INPUT DATA →

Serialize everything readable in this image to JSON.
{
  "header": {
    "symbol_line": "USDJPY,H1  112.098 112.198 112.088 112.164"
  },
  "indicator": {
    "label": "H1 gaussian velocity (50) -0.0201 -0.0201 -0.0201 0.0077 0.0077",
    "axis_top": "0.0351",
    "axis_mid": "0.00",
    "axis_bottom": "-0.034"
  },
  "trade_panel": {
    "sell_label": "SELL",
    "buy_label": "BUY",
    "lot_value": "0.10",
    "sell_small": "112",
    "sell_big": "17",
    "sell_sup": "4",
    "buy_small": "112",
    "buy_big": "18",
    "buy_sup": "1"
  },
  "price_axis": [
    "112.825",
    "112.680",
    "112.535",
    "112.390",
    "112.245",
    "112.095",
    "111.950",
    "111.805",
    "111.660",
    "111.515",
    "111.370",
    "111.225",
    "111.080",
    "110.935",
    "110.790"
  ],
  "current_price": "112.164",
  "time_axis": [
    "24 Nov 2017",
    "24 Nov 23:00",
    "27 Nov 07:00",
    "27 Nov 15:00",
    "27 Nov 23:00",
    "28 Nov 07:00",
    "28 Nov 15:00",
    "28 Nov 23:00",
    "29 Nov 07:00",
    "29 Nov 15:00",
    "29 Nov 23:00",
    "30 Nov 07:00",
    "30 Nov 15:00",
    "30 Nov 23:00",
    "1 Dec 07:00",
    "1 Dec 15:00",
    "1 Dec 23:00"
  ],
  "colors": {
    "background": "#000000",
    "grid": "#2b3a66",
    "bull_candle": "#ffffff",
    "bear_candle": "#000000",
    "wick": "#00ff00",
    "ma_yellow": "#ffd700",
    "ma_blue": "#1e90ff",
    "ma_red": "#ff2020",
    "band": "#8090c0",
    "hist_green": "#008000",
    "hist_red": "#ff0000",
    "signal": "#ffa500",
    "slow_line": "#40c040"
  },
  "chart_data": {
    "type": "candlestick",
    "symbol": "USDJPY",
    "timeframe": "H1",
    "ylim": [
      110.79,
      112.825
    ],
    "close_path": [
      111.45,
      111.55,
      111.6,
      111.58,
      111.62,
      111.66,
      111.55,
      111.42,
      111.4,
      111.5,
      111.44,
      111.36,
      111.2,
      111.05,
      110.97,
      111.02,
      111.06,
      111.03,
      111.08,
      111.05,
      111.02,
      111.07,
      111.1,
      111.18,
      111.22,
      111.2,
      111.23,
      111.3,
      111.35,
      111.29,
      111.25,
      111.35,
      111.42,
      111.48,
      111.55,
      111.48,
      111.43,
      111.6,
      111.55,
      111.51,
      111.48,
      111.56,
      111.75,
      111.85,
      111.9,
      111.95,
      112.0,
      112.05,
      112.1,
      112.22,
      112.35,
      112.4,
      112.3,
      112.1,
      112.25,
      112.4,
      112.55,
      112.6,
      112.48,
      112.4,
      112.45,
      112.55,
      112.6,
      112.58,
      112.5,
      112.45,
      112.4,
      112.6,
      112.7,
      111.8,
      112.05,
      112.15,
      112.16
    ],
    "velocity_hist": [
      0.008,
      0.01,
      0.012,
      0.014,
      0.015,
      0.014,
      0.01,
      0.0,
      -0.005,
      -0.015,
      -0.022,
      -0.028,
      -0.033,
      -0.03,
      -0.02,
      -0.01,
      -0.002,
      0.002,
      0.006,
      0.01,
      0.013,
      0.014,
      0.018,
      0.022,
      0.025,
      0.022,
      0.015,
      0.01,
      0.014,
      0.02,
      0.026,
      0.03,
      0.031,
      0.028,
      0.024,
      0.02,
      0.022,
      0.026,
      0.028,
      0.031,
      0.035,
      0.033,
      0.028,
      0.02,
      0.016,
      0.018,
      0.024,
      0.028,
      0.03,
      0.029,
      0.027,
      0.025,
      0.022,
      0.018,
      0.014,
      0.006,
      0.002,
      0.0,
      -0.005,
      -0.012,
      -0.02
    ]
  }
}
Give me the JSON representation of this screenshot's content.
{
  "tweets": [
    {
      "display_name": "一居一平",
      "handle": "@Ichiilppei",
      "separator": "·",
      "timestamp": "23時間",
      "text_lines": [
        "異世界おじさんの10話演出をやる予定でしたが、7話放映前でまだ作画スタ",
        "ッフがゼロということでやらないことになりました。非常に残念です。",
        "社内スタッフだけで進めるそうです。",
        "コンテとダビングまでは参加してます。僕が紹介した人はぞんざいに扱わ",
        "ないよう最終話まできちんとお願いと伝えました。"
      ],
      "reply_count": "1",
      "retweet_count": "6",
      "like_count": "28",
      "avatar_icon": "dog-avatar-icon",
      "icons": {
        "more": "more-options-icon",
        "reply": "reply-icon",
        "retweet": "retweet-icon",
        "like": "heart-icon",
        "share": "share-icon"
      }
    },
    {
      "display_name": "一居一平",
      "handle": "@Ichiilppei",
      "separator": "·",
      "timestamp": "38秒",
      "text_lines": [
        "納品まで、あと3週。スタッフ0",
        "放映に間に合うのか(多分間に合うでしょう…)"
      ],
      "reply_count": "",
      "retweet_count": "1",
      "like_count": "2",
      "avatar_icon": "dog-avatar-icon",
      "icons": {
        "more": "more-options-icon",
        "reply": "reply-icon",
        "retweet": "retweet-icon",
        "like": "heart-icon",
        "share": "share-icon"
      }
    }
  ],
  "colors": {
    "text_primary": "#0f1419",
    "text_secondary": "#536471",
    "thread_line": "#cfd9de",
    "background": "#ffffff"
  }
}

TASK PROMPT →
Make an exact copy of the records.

EXPECTED OUTPUT →
Serialize everything readable in this image to JSON.
{
  "header": {
    "symbol_line": "USDJPY,H1  112.098 112.198 112.088 112.164"
  },
  "indicator": {
    "label": "H1 gaussian velocity (50) -0.0201 -0.0201 -0.0201 0.0077 0.0077",
    "axis_top": "0.0351",
    "axis_mid": "0.00",
    "axis_bottom": "-0.034"
  },
  "trade_panel": {
    "sell_label": "SELL",
    "buy_label": "BUY",
    "lot_value": "0.10",
    "sell_small": "112",
    "sell_big": "17",
    "sell_sup": "4",
    "buy_small": "112",
    "buy_big": "18",
    "buy_sup": "1"
  },
  "price_axis": [
    "112.825",
    "112.680",
    "112.535",
    "112.390",
    "112.245",
    "112.095",
    "111.950",
    "111.805",
    "111.660",
    "111.515",
    "111.370",
    "111.225",
    "111.080",
    "110.935",
    "110.790"
  ],
  "current_price": "112.164",
  "time_axis": [
    "24 Nov 2017",
    "24 Nov 23:00",
    "27 Nov 07:00",
    "27 Nov 15:00",
    "27 Nov 23:00",
    "28 Nov 07:00",
    "28 Nov 15:00",
    "28 Nov 23:00",
    "29 Nov 07:00",
    "29 Nov 15:00",
    "29 Nov 23:00",
    "30 Nov 07:00",
    "30 Nov 15:00",
    "30 Nov 23:00",
    "1 Dec 07:00",
    "1 Dec 15:00",
    "1 Dec 23:00"
  ],
  "colors": {
    "background": "#000000",
    "grid": "#2b3a66",
    "bull_candle": "#ffffff",
    "bear_candle": "#000000",
    "wick": "#00ff00",
    "ma_yellow": "#ffd700",
    "ma_blue": "#1e90ff",
    "ma_red": "#ff2020",
    "band": "#8090c0",
    "hist_green": "#008000",
    "hist_red": "#ff0000",
    "signal": "#ffa500",
    "slow_line": "#40c040"
  },
  "chart_data": {
    "type": "candlestick",
    "symbol": "USDJPY",
    "timeframe": "H1",
    "ylim": [
      110.79,
      112.825
    ],
    "close_path": [
      111.45,
      111.55,
      111.6,
      111.58,
      111.62,
      111.66,
      111.55,
      111.42,
      111.4,
      111.5,
      111.44,
      111.36,
      111.2,
      111.05,
      110.97,
      111.02,
      111.06,
      111.03,
      111.08,
      111.05,
      111.02,
      111.07,
      111.1,
      111.18,
      111.22,
      111.2,
      111.23,
      111.3,
      111.35,
      111.29,
      111.25,
      111.35,
      111.42,
      111.48,
      111.55,
      111.48,
      111.43,
      111.6,
      111.55,
      111.51,
      111.48,
      111.56,
      111.75,
      111.85,
      111.9,
      111.95,
      112.0,
      112.05,
      112.1,
      112.22,
      112.35,
      112.4,
      112.3,
      112.1,
      112.25,
      112.4,
      112.55,
      112.6,
      112.48,
      112.4,
      112.45,
      112.55,
      112.6,
      112.58,
      112.5,
      112.45,
      112.4,
      112.6,
      112.7,
      111.8,
      112.05,
      112.15,
      112.16
    ],
    "velocity_hist": [
      0.008,
      0.01,
      0.012,
      0.014,
      0.015,
      0.014,
      0.01,
      0.0,
      -0.005,
      -0.015,
      -0.022,
      -0.028,
      -0.033,
      -0.03,
      -0.02,
      -0.01,
      -0.002,
      0.002,
      0.006,
      0.01,
      0.013,
      0.014,
      0.018,
      0.022,
      0.025,
      0.022,
      0.015,
      0.01,
      0.014,
      0.02,
      0.026,
      0.03,
      0.031,
      0.028,
      0.024,
      0.02,
      0.022,
      0.026,
      0.028,
      0.031,
      0.035,
      0.033,
      0.028,
      0.02,
      0.016,
      0.018,
      0.024,
      0.028,
      0.03,
      0.029,
      0.027,
      0.025,
      0.022,
      0.018,
      0.014,
      0.006,
      0.002,
      0.0,
      -0.005,
      -0.012,
      -0.02
    ]
  }
}
Give me the JSON representation of this screenshot's content.
{
  "tweets": [
    {
      "display_name": "一居一平",
      "handle": "@Ichiilppei",
      "separator": "·",
      "timestamp": "23時間",
      "text_lines": [
        "異世界おじさんの10話演出をやる予定でしたが、7話放映前でまだ作画スタ",
        "ッフがゼロということでやらないことになりました。非常に残念です。",
        "社内スタッフだけで進めるそうです。",
        "コンテとダビングまでは参加してます。僕が紹介した人はぞんざいに扱わ",
        "ないよう最終話まできちんとお願いと伝えました。"
      ],
      "reply_count": "1",
      "retweet_count": "6",
      "like_count": "28",
      "avatar_icon": "dog-avatar-icon",
      "icons": {
        "more": "more-options-icon",
        "reply": "reply-icon",
        "retweet": "retweet-icon",
        "like": "heart-icon",
        "share": "share-icon"
      }
    },
    {
      "display_name": "一居一平",
      "handle": "@Ichiilppei",
      "separator": "·",
      "timestamp": "38秒",
      "text_lines": [
        "納品まで、あと3週。スタッフ0",
        "放映に間に合うのか(多分間に合うでしょう…)"
      ],
      "reply_count": "",
      "retweet_count": "1",
      "like_count": "2",
      "avatar_icon": "dog-avatar-icon",
      "icons": {
        "more": "more-options-icon",
        "reply": "reply-icon",
        "retweet": "retweet-icon",
        "like": "heart-icon",
        "share": "share-icon"
      }
    }
  ],
  "colors": {
    "text_primary": "#0f1419",
    "text_secondary": "#536471",
    "thread_line": "#cfd9de",
    "background": "#ffffff"
  }
}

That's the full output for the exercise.